What Is A River?

    Published: 06-16-2009
    Views: 10,493
    Science expert Emerald Robinson explains what a river is and how the definition can mean many types of moving water.

    Emerald Robinson: Hi! My name is Emerald Robinson and in this What Is video we are going to try to determine what exactly defines a river.

    A river is a natural stream of fresh water that has a current and moves toward another body of water such as an ocean, lake, or another river. Rivers can be of different sizes and local terms can cause the actual definition of a river to be vague. What one person calls a river another might term a brook, a real, or a creek.

    A river's origin is called its source. Since rivers flow downhill sources are usually high in the mountains where water comes from snow melt or an underground spring.

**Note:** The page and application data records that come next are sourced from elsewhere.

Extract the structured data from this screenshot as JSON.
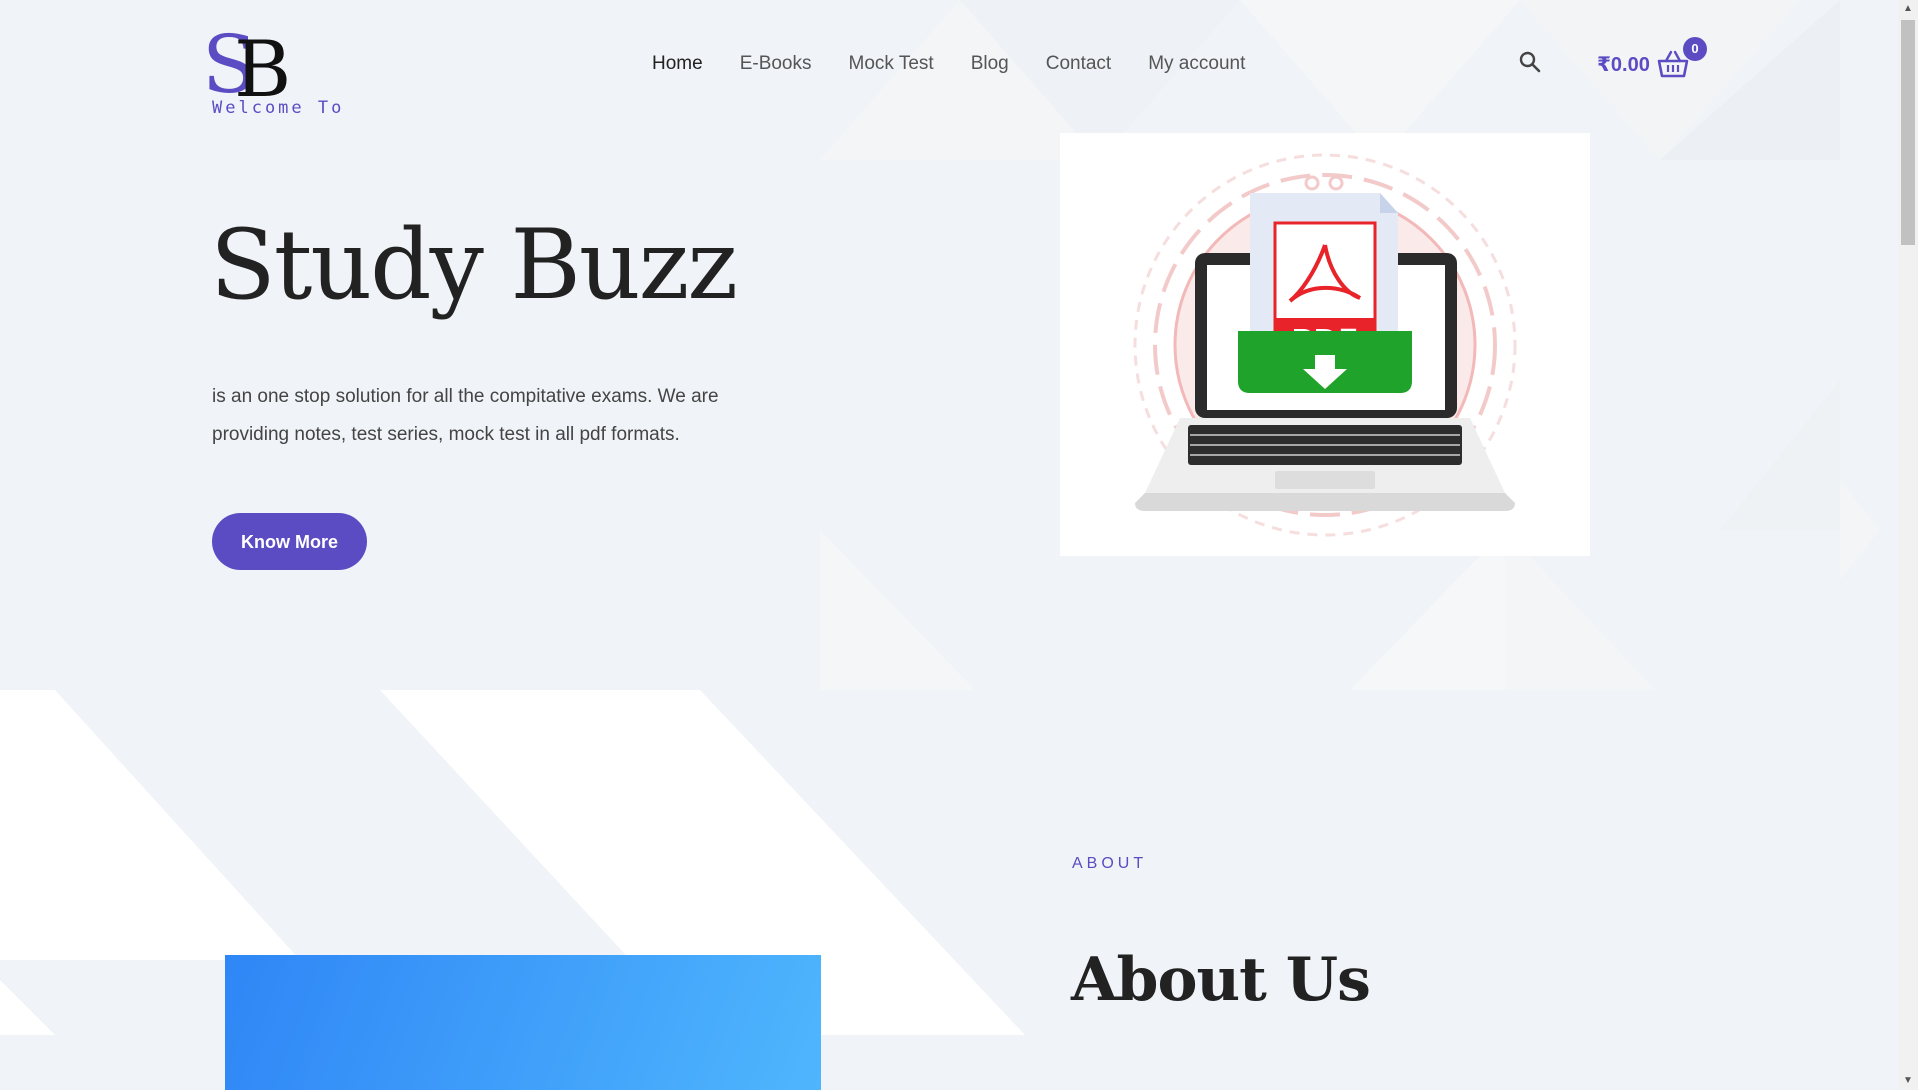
{
  "header": {
    "logo_text": "SB",
    "logo_caption": "Welcome To",
    "nav": [
      {
        "label": "Home",
        "active": true
      },
      {
        "label": "E-Books",
        "active": false
      },
      {
        "label": "Mock Test",
        "active": false
      },
      {
        "label": "Blog",
        "active": false
      },
      {
        "label": "Contact",
        "active": false
      },
      {
        "label": "My account",
        "active": false
      }
    ],
    "search_icon": "search-icon",
    "cart": {
      "total": "₹0.00",
      "count": "0",
      "icon": "shopping-basket-icon"
    }
  },
  "hero": {
    "title": "Study Buzz",
    "description": "is an one stop solution for all the compitative exams. We are providing notes, test series, mock test in all pdf formats.",
    "cta_label": "Know More",
    "image": {
      "label": "PDF",
      "icon": "laptop-pdf-download-illustration"
    }
  },
  "about": {
    "eyebrow": "ABOUT",
    "title": "About Us"
  },
  "colors": {
    "accent": "#5b4cc4",
    "background": "#f0f3f7",
    "pdf_red": "#e8242a",
    "download_green": "#1fa32a",
    "about_gradient_start": "#2f86f6",
    "about_gradient_end": "#4fb6fd"
  }
}
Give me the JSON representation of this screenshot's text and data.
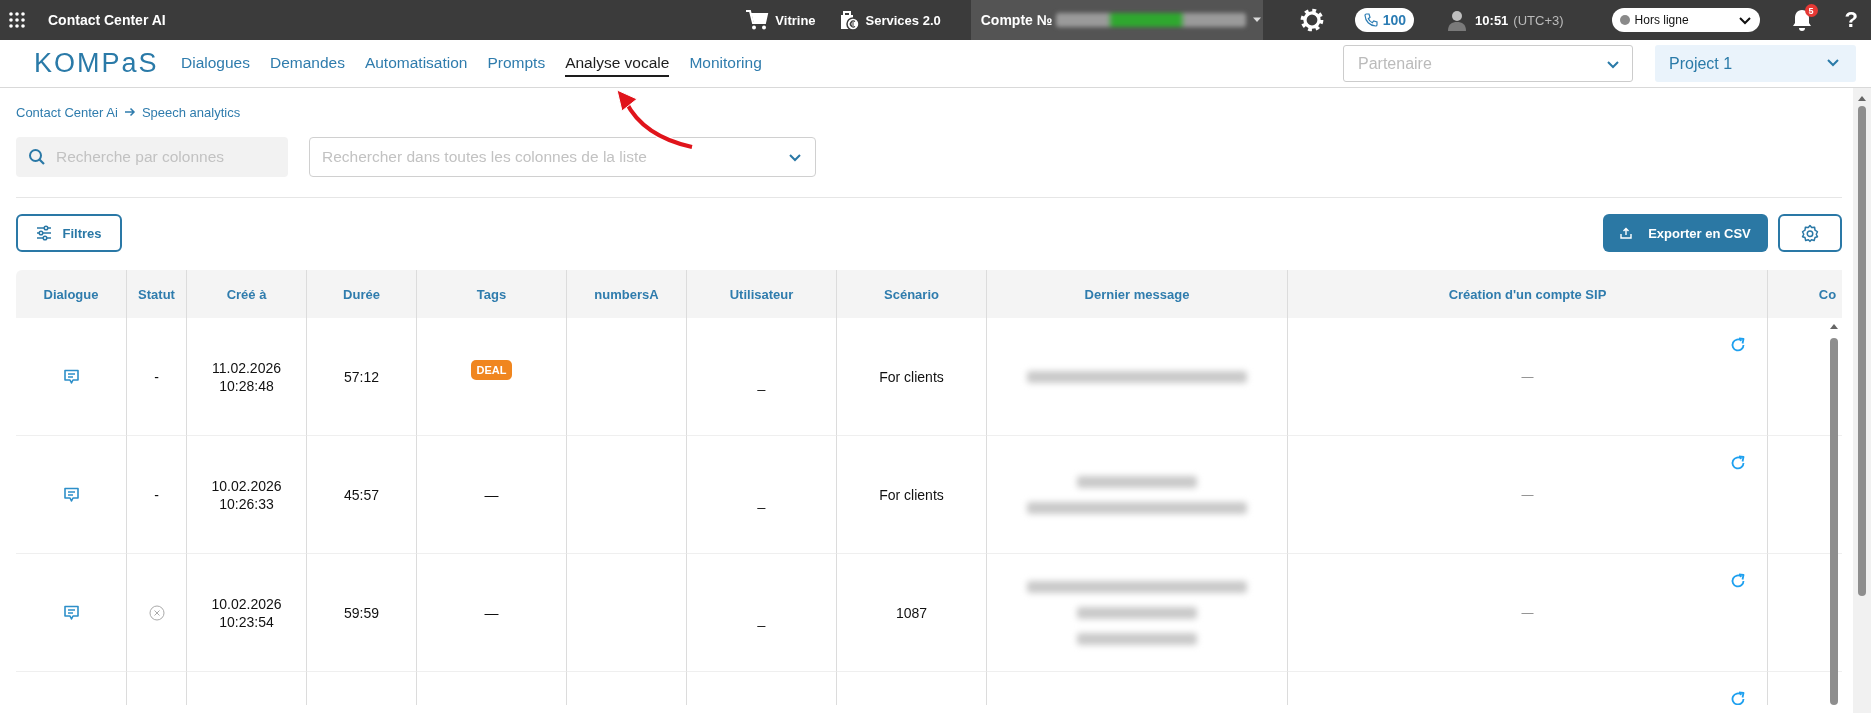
{
  "topbar": {
    "app_title": "Contact Center AI",
    "links": [
      {
        "label": "Vitrine",
        "kind": "cart"
      },
      {
        "label": "Services 2.0",
        "kind": "services"
      }
    ],
    "account": {
      "label": "Compte №",
      "redacted": true
    },
    "calls": "100",
    "time": "10:51",
    "timezone": "(UTC+3)",
    "status": {
      "label": "Hors ligne",
      "color": "#8a8a8a"
    },
    "notifications": "5",
    "help": "?"
  },
  "nav": {
    "logo": "KOMPaS",
    "items": [
      {
        "label": "Dialogues",
        "selected": false
      },
      {
        "label": "Demandes",
        "selected": false
      },
      {
        "label": "Automatisation",
        "selected": false
      },
      {
        "label": "Prompts",
        "selected": false
      },
      {
        "label": "Analyse vocale",
        "selected": true
      },
      {
        "label": "Monitoring",
        "selected": false
      }
    ],
    "partner": {
      "placeholder": "Partenaire"
    },
    "project": {
      "value": "Project 1"
    }
  },
  "annotation": {
    "kind": "arrow"
  },
  "breadcrumb": [
    "Contact Center Ai",
    "Speech analytics"
  ],
  "search": {
    "placeholder": "Recherche par colonnes"
  },
  "column_search": {
    "placeholder": "Rechercher dans toutes les colonnes de la liste"
  },
  "filters_button": "Filtres",
  "export_button": "Exporter en CSV",
  "table": {
    "columns": [
      "Dialogue",
      "Statut",
      "Créé à",
      "Durée",
      "Tags",
      "numbersA",
      "Utilisateur",
      "Scénario",
      "Dernier message",
      "Création d'un compte SIP",
      "Co"
    ],
    "rows": [
      {
        "kind": "full",
        "dialogue": {
          "kind": "chat"
        },
        "status": {
          "kind": "text",
          "text": "-"
        },
        "created": "11.02.2026 10:28:48",
        "duration": "57:12",
        "tags": {
          "kind": "badge",
          "text": "DEAL",
          "color": "#f0861f"
        },
        "user": "_",
        "scenario": "For clients",
        "last_message": [
          {
            "kind": "redacted"
          }
        ],
        "sip": {
          "value": "—",
          "refresh": true
        }
      },
      {
        "kind": "full",
        "dialogue": {
          "kind": "chat"
        },
        "status": {
          "kind": "text",
          "text": "-"
        },
        "created": "10.02.2026 10:26:33",
        "duration": "45:57",
        "tags": {
          "kind": "text",
          "text": "—"
        },
        "user": "_",
        "scenario": "For clients",
        "last_message": [
          {
            "kind": "redacted_short"
          },
          {
            "kind": "redacted"
          }
        ],
        "sip": {
          "value": "—",
          "refresh": true
        }
      },
      {
        "kind": "full",
        "dialogue": {
          "kind": "chat"
        },
        "status": {
          "kind": "cancelled"
        },
        "created": "10.02.2026 10:23:54",
        "duration": "59:59",
        "tags": {
          "kind": "text",
          "text": "—"
        },
        "user": "_",
        "scenario": "1087",
        "last_message": [
          {
            "kind": "redacted"
          },
          {
            "kind": "redacted_short"
          },
          {
            "kind": "redacted_short"
          }
        ],
        "sip": {
          "value": "—",
          "refresh": true
        }
      },
      {
        "kind": "cut",
        "sip": {
          "refresh": true
        }
      }
    ]
  }
}
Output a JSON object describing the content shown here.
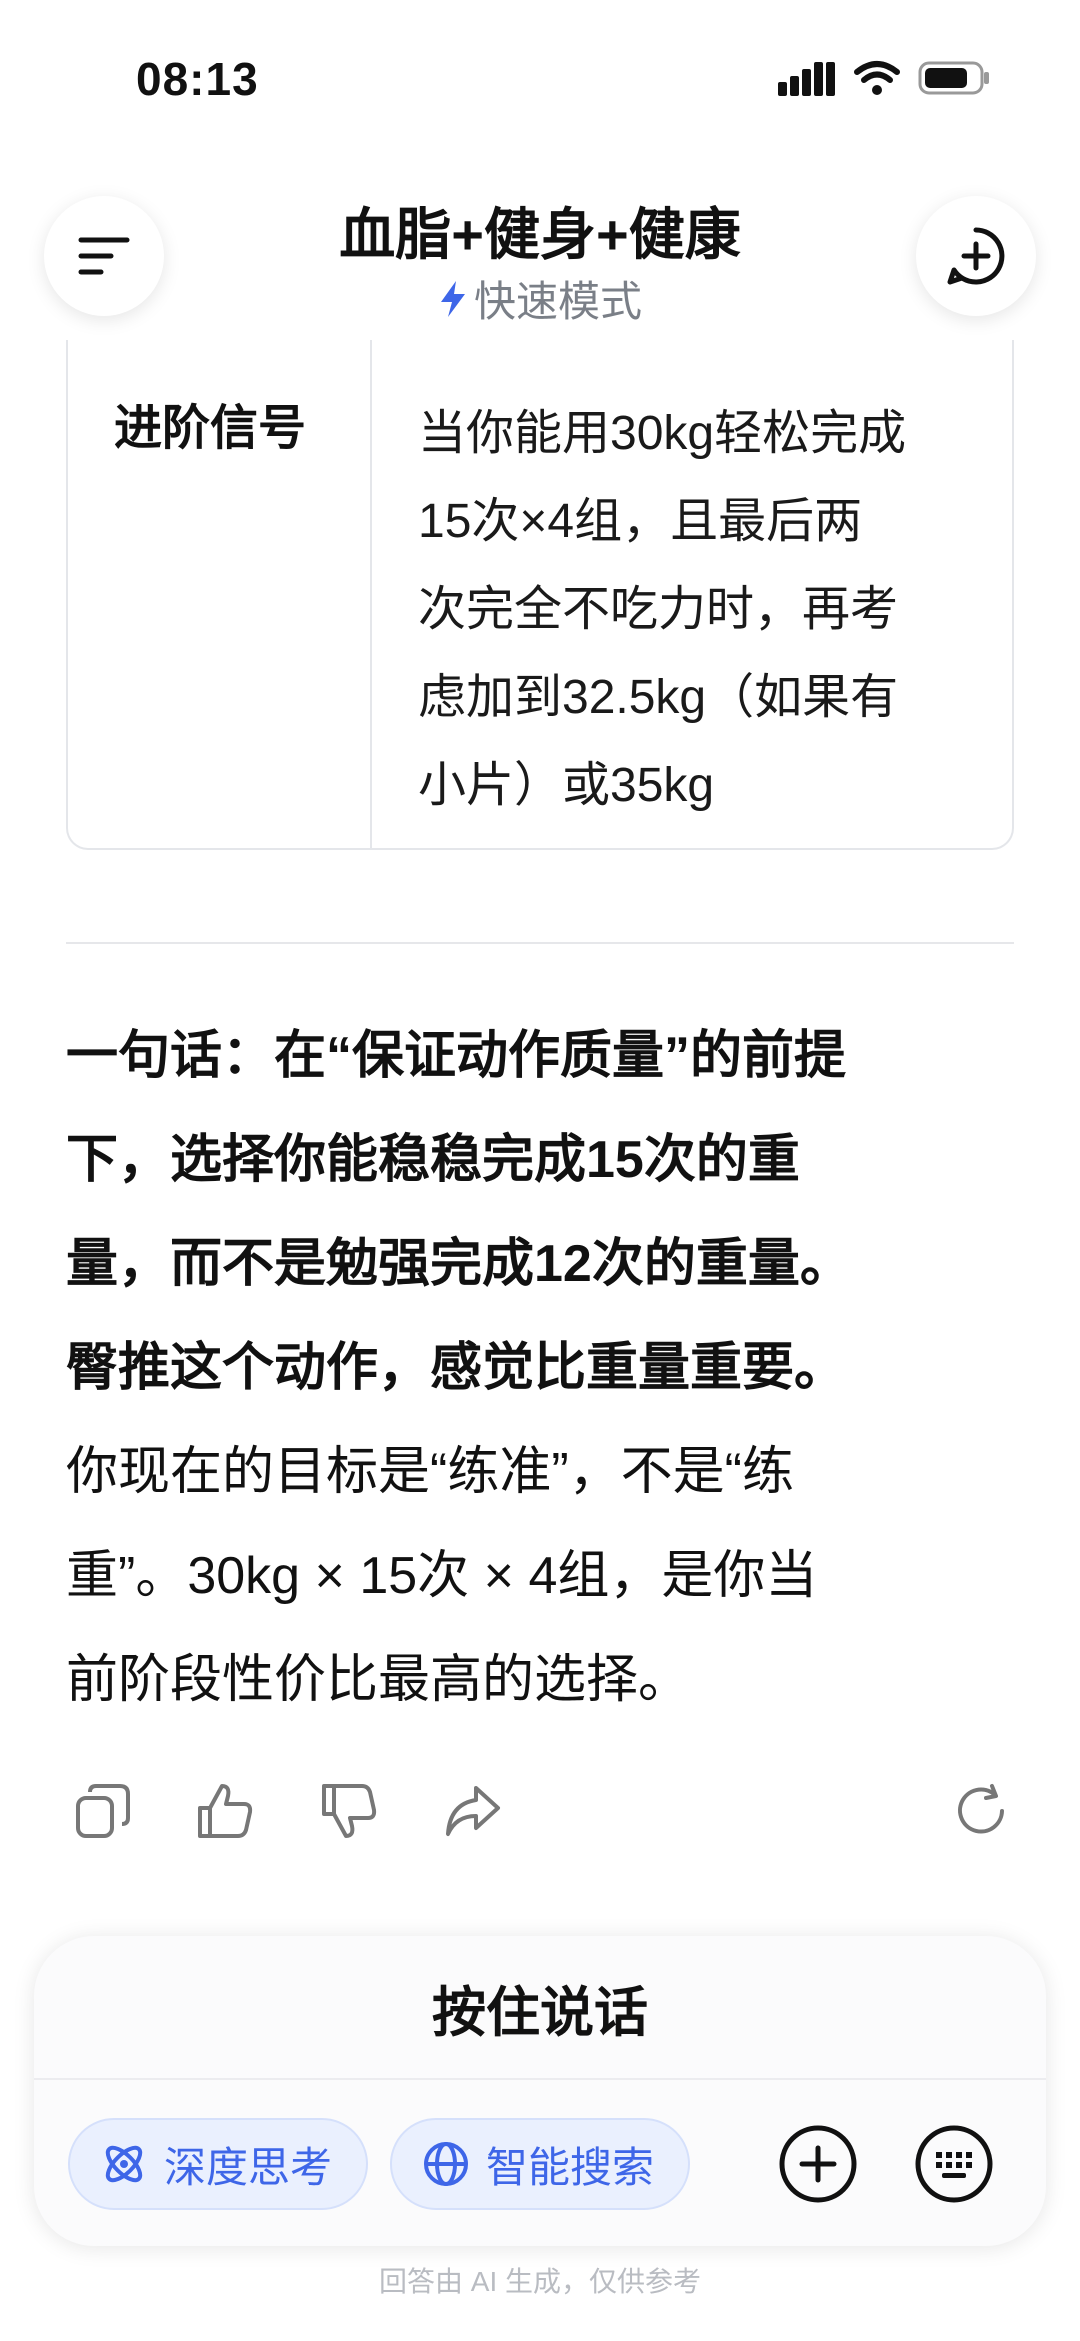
{
  "status_bar": {
    "time": "08:13"
  },
  "header": {
    "title": "血脂+健身+健康",
    "mode_label": "快速模式"
  },
  "table": {
    "header": "进阶信号",
    "cell_lines": [
      "当你能用30kg轻松完成",
      "15次×4组，且最后两",
      "次完全不吃力时，再考",
      "虑加到32.5kg（如果有",
      "小片）或35kg"
    ]
  },
  "answer": {
    "bold_lines": [
      "一句话：在“保证动作质量”的前提",
      "下，选择你能稳稳完成15次的重",
      "量，而不是勉强完成12次的重量。",
      "臀推这个动作，感觉比重量重要。"
    ],
    "normal_lines": [
      "你现在的目标是“练准”，不是“练",
      "重”。30kg × 15次 × 4组，是你当",
      "前阶段性价比最高的选择。"
    ]
  },
  "actions": [
    "copy-icon",
    "thumbs-up-icon",
    "thumbs-down-icon",
    "share-icon",
    "regenerate-icon"
  ],
  "input_panel": {
    "hold_to_talk": "按住说话",
    "chip_deep_think": "深度思考",
    "chip_smart_search": "智能搜索"
  },
  "footer_note": "回答由 AI 生成，仅供参考",
  "colors": {
    "accent": "#3e66e8",
    "chip_bg": "#eaf0fe",
    "muted": "#7a7f87"
  }
}
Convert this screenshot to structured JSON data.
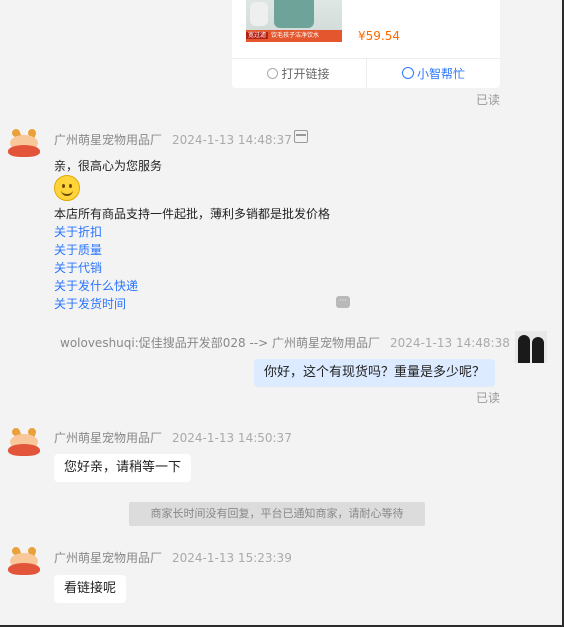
{
  "product_card": {
    "banner_tag": "宽过滤",
    "banner_text": "饮毛孩子洁净饮水",
    "price": "¥59.54",
    "open_link_icon": "link-icon",
    "open_link_label": "打开链接",
    "helper_icon": "smart-helper-icon",
    "helper_label": "小智帮忙"
  },
  "read_label": "已读",
  "messages": [
    {
      "sender": "广州萌星宠物用品厂",
      "time": "2024-1-13 14:48:37",
      "lines": [
        "亲，很高心为您服务",
        "本店所有商品支持一件起批，薄利多销都是批发价格"
      ],
      "links": [
        "关于折扣",
        "关于质量",
        "关于代销",
        "关于发什么快递",
        "关于发货时间"
      ]
    },
    {
      "sender": "woloveshuqi:促佳搜品开发部028 --> 广州萌星宠物用品厂",
      "time": "2024-1-13 14:48:38",
      "text": "你好，这个有现货吗？重量是多少呢？"
    },
    {
      "sender": "广州萌星宠物用品厂",
      "time": "2024-1-13 14:50:37",
      "text": "您好亲，请稍等一下"
    },
    {
      "sender": "广州萌星宠物用品厂",
      "time": "2024-1-13 15:23:39",
      "text": "看链接呢"
    }
  ],
  "system_notice": "商家长时间没有回复，平台已通知商家，请耐心等待",
  "colors": {
    "link": "#2a75ff",
    "price": "#ff6a00",
    "outgoing_bubble": "#dcebff",
    "background": "#f3f3f3"
  }
}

    A river flows between its side or banks in what's called a channel. The channel increases its size as the river gains water from other smaller streams or tributaries. A river's journey ends when it meets a lake or the sea at a point called its mouth. Rivers play an enormous role in shaping the earth through erosion creating geological formations such as canyons. Rivers create as well as destroy. A river's mouth is often clogged by silt and dirt that has been carried down the river's path. This sometimes forms a land mass called a delta. Although there is a little disagreement among geographers it's generally accepted that the world's longest river is Egypt's Nile River which stretches over 4000 miles from Lake Victoria in Central Africa to the Mediterranean Sea. The biggest river though is unquestionably the Amazon River located in South America. Although it's not as quite as long as the Nile, it carries almost 20% of the world's fresh water in its bed as it flows from its source in Andes mountain of Peru to its mouth on the Atlantic ocean.